| Data records |
---
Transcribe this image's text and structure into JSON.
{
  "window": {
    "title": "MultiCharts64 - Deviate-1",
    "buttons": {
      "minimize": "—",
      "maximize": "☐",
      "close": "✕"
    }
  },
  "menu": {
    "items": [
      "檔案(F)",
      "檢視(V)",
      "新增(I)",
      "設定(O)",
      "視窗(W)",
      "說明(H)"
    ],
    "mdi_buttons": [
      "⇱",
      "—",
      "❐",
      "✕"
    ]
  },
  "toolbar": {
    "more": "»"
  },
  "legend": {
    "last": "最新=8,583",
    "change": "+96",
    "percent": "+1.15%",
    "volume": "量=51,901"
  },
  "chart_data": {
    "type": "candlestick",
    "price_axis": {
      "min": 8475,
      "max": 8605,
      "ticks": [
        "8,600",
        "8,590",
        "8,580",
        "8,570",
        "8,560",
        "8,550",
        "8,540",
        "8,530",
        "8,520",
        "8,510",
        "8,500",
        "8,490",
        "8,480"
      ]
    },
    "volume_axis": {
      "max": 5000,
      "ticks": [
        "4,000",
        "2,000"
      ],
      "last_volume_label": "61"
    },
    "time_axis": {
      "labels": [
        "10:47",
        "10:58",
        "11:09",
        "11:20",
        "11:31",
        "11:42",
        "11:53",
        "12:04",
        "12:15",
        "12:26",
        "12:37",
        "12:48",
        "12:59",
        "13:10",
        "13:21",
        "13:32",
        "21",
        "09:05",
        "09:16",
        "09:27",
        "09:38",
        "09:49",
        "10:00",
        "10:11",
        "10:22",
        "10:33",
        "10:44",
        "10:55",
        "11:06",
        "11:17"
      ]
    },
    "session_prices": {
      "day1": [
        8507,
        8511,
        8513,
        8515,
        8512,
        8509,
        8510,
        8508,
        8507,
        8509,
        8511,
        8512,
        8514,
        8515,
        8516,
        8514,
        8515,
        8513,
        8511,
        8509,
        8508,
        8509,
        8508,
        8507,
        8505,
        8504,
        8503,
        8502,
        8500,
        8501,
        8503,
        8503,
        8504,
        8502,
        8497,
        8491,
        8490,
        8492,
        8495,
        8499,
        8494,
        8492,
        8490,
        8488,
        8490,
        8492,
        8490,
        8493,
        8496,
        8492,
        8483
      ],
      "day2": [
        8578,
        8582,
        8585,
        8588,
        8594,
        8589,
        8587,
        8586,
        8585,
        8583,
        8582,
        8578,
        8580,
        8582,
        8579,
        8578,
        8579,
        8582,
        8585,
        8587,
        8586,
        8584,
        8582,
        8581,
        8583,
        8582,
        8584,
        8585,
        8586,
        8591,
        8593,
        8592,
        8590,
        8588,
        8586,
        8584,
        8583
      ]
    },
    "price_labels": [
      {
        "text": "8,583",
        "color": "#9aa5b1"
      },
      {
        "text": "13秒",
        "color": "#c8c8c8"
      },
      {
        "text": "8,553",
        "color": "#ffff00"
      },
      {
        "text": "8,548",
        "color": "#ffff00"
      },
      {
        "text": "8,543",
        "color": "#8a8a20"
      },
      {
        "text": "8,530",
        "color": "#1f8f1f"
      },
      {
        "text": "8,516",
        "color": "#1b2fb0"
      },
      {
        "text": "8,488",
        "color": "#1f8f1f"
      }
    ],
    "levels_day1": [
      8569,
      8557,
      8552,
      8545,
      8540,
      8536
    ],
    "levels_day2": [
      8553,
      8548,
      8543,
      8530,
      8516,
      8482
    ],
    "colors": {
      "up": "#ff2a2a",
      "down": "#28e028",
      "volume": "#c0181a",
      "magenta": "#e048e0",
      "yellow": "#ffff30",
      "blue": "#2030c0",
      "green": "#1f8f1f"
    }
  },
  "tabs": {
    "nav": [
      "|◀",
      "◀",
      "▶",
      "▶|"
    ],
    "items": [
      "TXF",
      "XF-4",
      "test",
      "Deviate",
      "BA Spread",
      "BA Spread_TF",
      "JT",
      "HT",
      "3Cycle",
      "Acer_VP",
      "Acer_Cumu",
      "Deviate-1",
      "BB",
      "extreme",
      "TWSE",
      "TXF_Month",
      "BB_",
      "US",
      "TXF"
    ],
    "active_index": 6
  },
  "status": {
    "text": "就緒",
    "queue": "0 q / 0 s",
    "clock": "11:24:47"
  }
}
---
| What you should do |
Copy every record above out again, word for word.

| Response to this task |
Transcribe this image's text and structure into JSON.
{
  "window": {
    "title": "MultiCharts64 - Deviate-1",
    "buttons": {
      "minimize": "—",
      "maximize": "☐",
      "close": "✕"
    }
  },
  "menu": {
    "items": [
      "檔案(F)",
      "檢視(V)",
      "新增(I)",
      "設定(O)",
      "視窗(W)",
      "說明(H)"
    ],
    "mdi_buttons": [
      "⇱",
      "—",
      "❐",
      "✕"
    ]
  },
  "toolbar": {
    "more": "»"
  },
  "legend": {
    "last": "最新=8,583",
    "change": "+96",
    "percent": "+1.15%",
    "volume": "量=51,901"
  },
  "chart_data": {
    "type": "candlestick",
    "price_axis": {
      "min": 8475,
      "max": 8605,
      "ticks": [
        "8,600",
        "8,590",
        "8,580",
        "8,570",
        "8,560",
        "8,550",
        "8,540",
        "8,530",
        "8,520",
        "8,510",
        "8,500",
        "8,490",
        "8,480"
      ]
    },
    "volume_axis": {
      "max": 5000,
      "ticks": [
        "4,000",
        "2,000"
      ],
      "last_volume_label": "61"
    },
    "time_axis": {
      "labels": [
        "10:47",
        "10:58",
        "11:09",
        "11:20",
        "11:31",
        "11:42",
        "11:53",
        "12:04",
        "12:15",
        "12:26",
        "12:37",
        "12:48",
        "12:59",
        "13:10",
        "13:21",
        "13:32",
        "21",
        "09:05",
        "09:16",
        "09:27",
        "09:38",
        "09:49",
        "10:00",
        "10:11",
        "10:22",
        "10:33",
        "10:44",
        "10:55",
        "11:06",
        "11:17"
      ]
    },
    "session_prices": {
      "day1": [
        8507,
        8511,
        8513,
        8515,
        8512,
        8509,
        8510,
        8508,
        8507,
        8509,
        8511,
        8512,
        8514,
        8515,
        8516,
        8514,
        8515,
        8513,
        8511,
        8509,
        8508,
        8509,
        8508,
        8507,
        8505,
        8504,
        8503,
        8502,
        8500,
        8501,
        8503,
        8503,
        8504,
        8502,
        8497,
        8491,
        8490,
        8492,
        8495,
        8499,
        8494,
        8492,
        8490,
        8488,
        8490,
        8492,
        8490,
        8493,
        8496,
        8492,
        8483
      ],
      "day2": [
        8578,
        8582,
        8585,
        8588,
        8594,
        8589,
        8587,
        8586,
        8585,
        8583,
        8582,
        8578,
        8580,
        8582,
        8579,
        8578,
        8579,
        8582,
        8585,
        8587,
        8586,
        8584,
        8582,
        8581,
        8583,
        8582,
        8584,
        8585,
        8586,
        8591,
        8593,
        8592,
        8590,
        8588,
        8586,
        8584,
        8583
      ]
    },
    "price_labels": [
      {
        "text": "8,583",
        "color": "#9aa5b1"
      },
      {
        "text": "13秒",
        "color": "#c8c8c8"
      },
      {
        "text": "8,553",
        "color": "#ffff00"
      },
      {
        "text": "8,548",
        "color": "#ffff00"
      },
      {
        "text": "8,543",
        "color": "#8a8a20"
      },
      {
        "text": "8,530",
        "color": "#1f8f1f"
      },
      {
        "text": "8,516",
        "color": "#1b2fb0"
      },
      {
        "text": "8,488",
        "color": "#1f8f1f"
      }
    ],
    "levels_day1": [
      8569,
      8557,
      8552,
      8545,
      8540,
      8536
    ],
    "levels_day2": [
      8553,
      8548,
      8543,
      8530,
      8516,
      8482
    ],
    "colors": {
      "up": "#ff2a2a",
      "down": "#28e028",
      "volume": "#c0181a",
      "magenta": "#e048e0",
      "yellow": "#ffff30",
      "blue": "#2030c0",
      "green": "#1f8f1f"
    }
  },
  "tabs": {
    "nav": [
      "|◀",
      "◀",
      "▶",
      "▶|"
    ],
    "items": [
      "TXF",
      "XF-4",
      "test",
      "Deviate",
      "BA Spread",
      "BA Spread_TF",
      "JT",
      "HT",
      "3Cycle",
      "Acer_VP",
      "Acer_Cumu",
      "Deviate-1",
      "BB",
      "extreme",
      "TWSE",
      "TXF_Month",
      "BB_",
      "US",
      "TXF"
    ],
    "active_index": 6
  },
  "status": {
    "text": "就緒",
    "queue": "0 q / 0 s",
    "clock": "11:24:47"
  }
}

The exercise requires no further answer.